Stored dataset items
---
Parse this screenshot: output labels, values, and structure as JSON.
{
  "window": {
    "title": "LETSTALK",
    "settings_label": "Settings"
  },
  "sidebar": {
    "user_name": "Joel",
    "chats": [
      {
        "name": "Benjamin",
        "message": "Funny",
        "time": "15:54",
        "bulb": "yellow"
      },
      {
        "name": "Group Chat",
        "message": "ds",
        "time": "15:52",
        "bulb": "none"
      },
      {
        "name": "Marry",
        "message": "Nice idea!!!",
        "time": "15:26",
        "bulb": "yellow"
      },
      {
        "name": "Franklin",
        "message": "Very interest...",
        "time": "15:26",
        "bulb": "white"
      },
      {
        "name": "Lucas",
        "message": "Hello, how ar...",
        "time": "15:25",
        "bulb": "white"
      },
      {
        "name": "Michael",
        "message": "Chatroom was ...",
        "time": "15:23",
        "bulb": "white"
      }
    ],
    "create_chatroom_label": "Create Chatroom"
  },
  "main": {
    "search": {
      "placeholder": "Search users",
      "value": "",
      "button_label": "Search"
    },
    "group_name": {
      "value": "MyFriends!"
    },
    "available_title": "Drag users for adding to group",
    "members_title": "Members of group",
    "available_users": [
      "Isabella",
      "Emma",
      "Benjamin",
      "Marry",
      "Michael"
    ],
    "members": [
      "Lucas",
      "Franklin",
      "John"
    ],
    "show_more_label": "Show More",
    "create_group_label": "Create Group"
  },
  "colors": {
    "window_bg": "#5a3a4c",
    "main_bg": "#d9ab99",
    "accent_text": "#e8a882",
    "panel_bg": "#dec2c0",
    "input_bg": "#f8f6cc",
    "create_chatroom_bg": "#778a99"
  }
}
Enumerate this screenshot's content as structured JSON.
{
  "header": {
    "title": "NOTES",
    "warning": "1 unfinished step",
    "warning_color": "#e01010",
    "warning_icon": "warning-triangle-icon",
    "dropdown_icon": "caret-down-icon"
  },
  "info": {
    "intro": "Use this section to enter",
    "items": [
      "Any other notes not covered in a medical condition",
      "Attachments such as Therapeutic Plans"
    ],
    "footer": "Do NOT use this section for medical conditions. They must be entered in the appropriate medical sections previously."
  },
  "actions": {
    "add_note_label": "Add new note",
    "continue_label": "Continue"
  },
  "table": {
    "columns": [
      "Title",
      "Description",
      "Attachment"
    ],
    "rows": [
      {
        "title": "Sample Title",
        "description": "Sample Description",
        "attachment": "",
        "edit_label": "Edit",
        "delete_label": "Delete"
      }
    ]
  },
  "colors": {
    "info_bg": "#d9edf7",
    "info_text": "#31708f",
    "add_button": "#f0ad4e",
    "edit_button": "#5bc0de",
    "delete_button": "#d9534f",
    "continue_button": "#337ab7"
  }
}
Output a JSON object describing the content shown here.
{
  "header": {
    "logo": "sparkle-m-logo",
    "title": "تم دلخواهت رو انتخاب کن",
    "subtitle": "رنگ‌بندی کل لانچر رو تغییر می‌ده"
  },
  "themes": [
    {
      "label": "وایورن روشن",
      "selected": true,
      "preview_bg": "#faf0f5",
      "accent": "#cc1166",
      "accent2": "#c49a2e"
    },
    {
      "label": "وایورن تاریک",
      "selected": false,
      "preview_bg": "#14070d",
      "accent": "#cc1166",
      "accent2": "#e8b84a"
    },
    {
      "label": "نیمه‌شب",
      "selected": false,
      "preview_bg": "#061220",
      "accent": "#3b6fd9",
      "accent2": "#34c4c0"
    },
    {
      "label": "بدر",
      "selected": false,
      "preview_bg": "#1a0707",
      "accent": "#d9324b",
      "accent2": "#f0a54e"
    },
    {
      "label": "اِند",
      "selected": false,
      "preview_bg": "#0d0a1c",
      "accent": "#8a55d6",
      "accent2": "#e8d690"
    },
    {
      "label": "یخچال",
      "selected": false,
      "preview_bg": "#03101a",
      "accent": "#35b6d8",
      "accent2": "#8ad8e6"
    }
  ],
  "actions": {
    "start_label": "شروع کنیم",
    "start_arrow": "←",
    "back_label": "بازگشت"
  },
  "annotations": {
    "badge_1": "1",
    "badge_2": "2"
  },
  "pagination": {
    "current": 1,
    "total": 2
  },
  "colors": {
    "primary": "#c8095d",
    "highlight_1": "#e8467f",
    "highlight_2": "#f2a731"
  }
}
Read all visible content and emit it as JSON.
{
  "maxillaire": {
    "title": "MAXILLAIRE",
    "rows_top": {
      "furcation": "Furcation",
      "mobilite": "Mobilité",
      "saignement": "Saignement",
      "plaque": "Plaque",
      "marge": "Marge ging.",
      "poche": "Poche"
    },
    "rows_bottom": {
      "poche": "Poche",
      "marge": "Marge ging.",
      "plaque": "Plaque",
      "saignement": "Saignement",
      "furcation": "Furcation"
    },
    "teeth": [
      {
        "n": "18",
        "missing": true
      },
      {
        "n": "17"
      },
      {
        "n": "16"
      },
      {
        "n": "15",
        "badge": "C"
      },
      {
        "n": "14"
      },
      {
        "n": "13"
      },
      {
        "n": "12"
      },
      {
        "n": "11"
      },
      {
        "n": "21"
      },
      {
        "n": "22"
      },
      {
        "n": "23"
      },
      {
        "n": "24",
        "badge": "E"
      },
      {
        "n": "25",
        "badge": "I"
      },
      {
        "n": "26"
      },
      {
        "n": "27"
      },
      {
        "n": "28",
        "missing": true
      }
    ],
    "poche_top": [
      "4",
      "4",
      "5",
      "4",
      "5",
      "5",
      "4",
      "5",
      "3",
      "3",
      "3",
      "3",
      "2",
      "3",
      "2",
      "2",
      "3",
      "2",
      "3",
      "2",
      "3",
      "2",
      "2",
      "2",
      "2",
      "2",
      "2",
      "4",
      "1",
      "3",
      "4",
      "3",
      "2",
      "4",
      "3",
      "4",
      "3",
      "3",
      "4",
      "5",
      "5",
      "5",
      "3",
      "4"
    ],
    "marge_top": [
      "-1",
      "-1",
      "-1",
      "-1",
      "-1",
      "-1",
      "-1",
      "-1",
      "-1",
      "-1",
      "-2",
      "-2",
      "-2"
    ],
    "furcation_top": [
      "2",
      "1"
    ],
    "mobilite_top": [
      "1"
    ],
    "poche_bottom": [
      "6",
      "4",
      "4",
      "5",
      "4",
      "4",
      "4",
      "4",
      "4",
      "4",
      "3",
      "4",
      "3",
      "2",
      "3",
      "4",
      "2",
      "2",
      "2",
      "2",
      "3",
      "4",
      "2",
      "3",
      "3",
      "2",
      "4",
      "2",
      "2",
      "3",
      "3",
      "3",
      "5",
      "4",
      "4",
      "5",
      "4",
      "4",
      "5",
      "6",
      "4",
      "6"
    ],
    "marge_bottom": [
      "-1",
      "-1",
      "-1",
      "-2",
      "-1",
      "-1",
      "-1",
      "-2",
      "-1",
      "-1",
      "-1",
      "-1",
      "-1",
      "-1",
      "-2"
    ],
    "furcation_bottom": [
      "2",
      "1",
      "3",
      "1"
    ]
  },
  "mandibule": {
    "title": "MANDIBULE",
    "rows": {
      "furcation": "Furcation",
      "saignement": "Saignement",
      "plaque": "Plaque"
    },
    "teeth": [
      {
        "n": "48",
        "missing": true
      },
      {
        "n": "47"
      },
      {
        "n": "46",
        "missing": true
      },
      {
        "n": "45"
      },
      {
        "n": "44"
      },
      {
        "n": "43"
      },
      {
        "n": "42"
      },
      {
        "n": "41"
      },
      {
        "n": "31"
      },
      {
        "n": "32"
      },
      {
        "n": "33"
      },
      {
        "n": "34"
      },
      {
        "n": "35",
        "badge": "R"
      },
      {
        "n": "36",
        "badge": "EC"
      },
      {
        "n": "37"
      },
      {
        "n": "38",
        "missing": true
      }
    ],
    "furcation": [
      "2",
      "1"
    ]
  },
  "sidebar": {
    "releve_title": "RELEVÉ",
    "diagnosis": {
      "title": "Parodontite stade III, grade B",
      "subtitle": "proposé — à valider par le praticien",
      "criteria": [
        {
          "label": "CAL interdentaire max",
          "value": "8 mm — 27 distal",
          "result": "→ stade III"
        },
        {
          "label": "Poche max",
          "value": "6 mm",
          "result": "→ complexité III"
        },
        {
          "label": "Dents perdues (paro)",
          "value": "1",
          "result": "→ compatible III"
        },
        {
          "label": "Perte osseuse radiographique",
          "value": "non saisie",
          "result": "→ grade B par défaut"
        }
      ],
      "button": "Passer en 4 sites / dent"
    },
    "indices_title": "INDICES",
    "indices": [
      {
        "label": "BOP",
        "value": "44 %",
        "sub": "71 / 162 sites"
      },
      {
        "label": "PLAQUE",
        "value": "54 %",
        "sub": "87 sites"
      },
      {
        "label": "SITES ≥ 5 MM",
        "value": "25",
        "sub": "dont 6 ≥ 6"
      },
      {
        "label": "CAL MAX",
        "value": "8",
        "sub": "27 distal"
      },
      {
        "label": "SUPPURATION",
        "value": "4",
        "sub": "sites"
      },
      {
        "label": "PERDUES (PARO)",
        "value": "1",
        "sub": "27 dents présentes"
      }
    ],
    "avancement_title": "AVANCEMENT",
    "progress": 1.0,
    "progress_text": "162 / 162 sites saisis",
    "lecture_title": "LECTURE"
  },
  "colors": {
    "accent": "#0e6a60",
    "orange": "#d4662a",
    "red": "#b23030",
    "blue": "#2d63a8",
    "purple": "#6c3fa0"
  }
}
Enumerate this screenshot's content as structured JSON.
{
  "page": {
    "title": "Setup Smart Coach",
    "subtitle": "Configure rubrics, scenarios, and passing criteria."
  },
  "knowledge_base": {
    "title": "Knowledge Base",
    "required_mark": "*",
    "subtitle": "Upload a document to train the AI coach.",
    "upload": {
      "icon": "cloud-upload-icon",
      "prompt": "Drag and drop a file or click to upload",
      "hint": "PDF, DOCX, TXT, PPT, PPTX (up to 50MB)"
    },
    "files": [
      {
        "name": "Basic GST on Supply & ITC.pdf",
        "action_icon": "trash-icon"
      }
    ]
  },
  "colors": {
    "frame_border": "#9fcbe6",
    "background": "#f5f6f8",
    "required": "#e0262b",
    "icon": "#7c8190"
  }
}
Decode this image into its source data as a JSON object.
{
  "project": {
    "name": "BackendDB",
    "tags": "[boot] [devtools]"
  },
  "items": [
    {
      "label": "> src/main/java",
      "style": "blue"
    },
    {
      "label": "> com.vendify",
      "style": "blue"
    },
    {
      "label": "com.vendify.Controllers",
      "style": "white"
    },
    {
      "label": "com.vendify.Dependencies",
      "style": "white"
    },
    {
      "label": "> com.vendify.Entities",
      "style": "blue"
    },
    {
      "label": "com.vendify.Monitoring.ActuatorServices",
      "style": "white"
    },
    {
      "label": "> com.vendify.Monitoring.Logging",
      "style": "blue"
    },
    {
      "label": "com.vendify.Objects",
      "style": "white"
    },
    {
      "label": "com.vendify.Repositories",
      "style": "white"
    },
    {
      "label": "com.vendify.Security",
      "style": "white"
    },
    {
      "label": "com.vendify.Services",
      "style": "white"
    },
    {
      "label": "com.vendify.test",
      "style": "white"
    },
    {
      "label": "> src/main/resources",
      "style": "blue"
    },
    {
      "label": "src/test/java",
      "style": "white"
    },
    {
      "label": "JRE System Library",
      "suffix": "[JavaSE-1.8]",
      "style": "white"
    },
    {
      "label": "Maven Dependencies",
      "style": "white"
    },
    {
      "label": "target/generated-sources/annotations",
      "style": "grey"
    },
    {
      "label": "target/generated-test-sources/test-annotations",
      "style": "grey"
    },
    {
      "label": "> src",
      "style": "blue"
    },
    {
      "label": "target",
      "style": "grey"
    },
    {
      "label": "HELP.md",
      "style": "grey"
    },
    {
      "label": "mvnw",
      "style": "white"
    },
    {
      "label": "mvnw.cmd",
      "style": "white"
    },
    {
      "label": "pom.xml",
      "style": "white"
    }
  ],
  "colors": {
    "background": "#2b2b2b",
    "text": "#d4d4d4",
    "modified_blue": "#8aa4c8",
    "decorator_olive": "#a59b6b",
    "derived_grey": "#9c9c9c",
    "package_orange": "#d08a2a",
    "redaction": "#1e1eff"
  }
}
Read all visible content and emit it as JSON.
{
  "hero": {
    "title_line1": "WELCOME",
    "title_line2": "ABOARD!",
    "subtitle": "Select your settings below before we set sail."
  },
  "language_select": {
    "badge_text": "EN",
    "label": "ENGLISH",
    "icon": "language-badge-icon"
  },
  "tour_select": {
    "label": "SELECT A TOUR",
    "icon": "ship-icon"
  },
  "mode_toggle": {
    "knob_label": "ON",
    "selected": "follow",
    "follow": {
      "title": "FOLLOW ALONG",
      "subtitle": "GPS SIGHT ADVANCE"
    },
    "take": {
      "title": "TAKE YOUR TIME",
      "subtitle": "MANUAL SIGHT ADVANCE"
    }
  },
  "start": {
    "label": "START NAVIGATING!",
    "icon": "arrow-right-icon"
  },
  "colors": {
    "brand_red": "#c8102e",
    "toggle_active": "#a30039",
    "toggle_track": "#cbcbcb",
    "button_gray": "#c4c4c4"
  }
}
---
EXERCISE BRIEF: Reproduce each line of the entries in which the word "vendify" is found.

RESULT BELOW:
      "label": "> com.vendify",
      "label": "com.vendify.Controllers",
      "label": "com.vendify.Dependencies",
      "label": "> com.vendify.Entities",
      "label": "com.vendify.Monitoring.ActuatorServices",
      "label": "> com.vendify.Monitoring.Logging",
      "label": "com.vendify.Objects",
      "label": "com.vendify.Repositories",
      "label": "com.vendify.Security",
      "label": "com.vendify.Services",
      "label": "com.vendify.test",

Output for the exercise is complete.